After being here for two weeks, I have no idea what that thing was. After a 27+ hour travel day, I arrived in the Hanoi airport around 10pm. I was fetched by the director of my program and dropped off at a supposedly 'fully furnished' apartment located on a street with no name that was filled with the smells of motorbike exhaust and grilled duck (or maybe that was dog?). Apparently, 'fully furnished' does not include a mattress or any kitchen supplies. I spent that first night on the couch, and woke up with a start. The first words out of my mouth were 'wtf. what the hell was I thinking? what am I doing here?'

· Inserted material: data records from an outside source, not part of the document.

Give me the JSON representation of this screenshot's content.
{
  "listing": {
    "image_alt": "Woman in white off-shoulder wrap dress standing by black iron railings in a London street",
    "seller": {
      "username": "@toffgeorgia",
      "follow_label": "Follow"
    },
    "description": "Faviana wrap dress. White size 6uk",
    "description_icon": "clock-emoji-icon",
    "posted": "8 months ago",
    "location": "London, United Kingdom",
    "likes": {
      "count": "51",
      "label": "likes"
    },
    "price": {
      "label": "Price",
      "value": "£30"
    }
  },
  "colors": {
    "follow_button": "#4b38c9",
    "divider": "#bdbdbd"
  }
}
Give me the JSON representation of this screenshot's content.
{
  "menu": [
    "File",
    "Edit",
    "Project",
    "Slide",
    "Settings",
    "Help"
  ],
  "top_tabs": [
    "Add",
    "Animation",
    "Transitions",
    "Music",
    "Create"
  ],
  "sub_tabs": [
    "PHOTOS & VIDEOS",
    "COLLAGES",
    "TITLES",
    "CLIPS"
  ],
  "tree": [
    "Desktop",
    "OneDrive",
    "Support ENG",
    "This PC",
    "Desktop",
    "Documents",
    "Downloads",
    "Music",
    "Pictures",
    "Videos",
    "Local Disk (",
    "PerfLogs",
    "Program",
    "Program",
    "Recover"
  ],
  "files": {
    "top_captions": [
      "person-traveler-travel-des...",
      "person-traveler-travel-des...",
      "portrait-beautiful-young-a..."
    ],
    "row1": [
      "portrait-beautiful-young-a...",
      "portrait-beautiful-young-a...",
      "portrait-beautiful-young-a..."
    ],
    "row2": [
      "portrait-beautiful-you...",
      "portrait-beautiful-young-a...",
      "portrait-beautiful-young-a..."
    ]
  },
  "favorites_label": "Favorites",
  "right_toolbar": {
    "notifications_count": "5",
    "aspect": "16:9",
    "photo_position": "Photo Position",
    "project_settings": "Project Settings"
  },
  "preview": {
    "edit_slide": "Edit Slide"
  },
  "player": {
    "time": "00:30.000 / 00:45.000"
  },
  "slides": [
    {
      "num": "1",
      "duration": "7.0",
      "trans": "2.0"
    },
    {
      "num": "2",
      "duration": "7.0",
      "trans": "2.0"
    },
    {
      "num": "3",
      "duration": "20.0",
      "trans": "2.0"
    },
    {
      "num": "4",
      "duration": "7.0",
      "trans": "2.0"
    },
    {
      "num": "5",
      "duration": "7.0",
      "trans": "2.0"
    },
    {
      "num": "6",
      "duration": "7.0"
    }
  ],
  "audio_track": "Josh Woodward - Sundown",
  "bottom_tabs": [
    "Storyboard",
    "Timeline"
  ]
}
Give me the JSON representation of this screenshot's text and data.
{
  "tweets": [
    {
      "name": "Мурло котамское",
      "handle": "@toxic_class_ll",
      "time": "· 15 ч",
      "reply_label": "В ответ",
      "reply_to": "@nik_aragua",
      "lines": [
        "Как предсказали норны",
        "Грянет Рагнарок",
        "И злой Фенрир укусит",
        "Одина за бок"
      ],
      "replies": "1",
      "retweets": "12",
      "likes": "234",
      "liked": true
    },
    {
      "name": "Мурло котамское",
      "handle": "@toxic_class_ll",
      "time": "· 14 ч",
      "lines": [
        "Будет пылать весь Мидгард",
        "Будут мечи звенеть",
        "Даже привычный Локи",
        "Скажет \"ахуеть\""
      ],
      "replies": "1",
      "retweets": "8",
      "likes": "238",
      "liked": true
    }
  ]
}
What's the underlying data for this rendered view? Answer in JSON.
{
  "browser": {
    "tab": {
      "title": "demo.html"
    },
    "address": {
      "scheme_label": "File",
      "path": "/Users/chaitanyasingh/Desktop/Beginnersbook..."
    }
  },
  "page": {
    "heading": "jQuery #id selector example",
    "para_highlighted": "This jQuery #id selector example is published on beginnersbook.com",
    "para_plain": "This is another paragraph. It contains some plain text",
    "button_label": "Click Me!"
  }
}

To backtrack, I am an all-American girl. I have blond hair, blue eyes, a love for sports, an addiction to sugar, and a religious penchant for US Weekly magazine. I had only just begun to travel and think about the outside world in the summer of 2009. In the past year, I have visited and spent at least two weeks each in South Africa, China, Ecuador, the Galapagos, and now, Vietnam. Maybe I have caught the travel bug? Or maybe I am insatiable...continuing to search for something that I can neither define nor locate. The kicker is that whatever I am looking for is most likely not in another country, but is something I must find within myself. But that is life, isn't it? Everyone is always searching for something. Is contentment ever a reality?

I guess it doesn't really matter. My search has led me to Hanoi, and that is where my blog is supposed to begin. I suppose all of this is just the prologue. And now, I have exhausted myself before I have even begun. Therefore, my first post about me, a single 27 year-old blond girl living in Hanoi, can be summed up in one short and concise statement assuming that my choices are the same as any living thing; to adapt, migrate, or become extinct. So far, I choose to adapt.